▸ **EXERCISE**: Your response should be every line from the entries that includes the string "data".

▸ **RECORDS FOR THE TASK**:
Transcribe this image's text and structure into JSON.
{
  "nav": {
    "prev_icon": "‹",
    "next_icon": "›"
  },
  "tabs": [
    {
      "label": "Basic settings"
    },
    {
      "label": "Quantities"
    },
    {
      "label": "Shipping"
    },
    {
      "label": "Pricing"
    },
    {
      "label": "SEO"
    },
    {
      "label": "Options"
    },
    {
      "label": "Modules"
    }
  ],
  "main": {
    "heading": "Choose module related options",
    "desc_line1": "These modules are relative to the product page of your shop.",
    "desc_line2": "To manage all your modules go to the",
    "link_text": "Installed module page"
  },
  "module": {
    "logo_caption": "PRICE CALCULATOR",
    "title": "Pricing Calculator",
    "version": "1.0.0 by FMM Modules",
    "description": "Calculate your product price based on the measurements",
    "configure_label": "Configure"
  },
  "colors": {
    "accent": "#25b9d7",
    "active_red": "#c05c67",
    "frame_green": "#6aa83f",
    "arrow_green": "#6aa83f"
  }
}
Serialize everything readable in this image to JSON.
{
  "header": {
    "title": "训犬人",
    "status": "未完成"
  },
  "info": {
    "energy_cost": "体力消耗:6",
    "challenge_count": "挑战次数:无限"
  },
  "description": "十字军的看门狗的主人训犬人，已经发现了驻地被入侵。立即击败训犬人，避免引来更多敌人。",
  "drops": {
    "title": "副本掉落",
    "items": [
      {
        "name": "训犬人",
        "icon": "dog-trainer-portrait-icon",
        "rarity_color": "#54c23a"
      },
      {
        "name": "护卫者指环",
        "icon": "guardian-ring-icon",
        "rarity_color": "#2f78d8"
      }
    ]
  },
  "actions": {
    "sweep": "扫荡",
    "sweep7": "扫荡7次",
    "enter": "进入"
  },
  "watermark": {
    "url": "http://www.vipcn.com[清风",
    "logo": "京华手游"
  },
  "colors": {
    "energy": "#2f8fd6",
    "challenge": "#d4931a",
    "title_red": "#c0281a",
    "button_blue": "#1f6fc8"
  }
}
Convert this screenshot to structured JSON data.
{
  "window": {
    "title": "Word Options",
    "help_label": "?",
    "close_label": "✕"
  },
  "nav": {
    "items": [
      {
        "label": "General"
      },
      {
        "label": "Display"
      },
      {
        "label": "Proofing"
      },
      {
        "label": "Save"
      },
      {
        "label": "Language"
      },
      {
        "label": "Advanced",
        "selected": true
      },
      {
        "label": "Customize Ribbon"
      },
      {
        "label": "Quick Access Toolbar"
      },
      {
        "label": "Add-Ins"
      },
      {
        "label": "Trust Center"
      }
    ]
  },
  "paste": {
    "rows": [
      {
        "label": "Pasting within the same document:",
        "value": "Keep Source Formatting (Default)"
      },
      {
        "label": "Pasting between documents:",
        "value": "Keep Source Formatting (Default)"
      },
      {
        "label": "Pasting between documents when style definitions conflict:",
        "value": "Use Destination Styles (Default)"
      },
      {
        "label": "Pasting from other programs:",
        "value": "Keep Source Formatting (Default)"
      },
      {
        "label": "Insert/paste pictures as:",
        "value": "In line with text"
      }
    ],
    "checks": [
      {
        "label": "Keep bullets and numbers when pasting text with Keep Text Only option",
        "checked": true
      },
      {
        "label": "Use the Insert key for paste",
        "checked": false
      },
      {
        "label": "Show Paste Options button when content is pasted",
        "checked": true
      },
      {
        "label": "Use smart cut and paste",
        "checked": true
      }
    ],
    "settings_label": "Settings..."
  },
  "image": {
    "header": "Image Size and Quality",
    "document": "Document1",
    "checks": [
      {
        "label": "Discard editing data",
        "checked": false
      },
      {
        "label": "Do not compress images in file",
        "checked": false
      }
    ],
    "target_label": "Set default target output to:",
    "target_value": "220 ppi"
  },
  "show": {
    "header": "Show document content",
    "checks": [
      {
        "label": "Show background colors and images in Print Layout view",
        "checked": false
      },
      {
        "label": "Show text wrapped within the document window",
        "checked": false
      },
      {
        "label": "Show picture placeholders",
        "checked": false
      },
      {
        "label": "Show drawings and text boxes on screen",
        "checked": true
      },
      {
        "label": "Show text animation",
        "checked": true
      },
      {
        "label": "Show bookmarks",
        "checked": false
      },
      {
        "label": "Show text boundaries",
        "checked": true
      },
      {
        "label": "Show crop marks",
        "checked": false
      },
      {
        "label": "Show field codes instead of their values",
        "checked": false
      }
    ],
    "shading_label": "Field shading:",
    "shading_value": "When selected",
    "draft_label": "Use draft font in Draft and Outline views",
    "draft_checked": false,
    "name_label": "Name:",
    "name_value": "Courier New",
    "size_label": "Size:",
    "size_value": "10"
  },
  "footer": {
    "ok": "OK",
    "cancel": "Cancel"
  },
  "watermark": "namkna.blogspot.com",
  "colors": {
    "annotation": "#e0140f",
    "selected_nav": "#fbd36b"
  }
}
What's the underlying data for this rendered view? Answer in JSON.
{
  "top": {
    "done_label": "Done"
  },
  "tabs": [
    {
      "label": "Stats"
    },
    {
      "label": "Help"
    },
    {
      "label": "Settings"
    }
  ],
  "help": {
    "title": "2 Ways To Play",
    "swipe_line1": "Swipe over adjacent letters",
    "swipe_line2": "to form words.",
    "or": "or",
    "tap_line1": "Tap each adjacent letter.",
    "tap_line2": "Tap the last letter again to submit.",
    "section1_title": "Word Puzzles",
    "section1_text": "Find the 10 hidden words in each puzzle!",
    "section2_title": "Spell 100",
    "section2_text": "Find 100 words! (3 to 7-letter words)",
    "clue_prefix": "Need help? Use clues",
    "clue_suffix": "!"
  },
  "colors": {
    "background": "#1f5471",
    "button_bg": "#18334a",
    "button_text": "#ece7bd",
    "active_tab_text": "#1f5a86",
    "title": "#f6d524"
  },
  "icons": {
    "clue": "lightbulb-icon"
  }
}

▸ **THE ANSWER**:
Convert this screenshot to structured JSON data.
        "label": "Discard editing data",
What's the underlying data for this rendered view? Answer in JSON.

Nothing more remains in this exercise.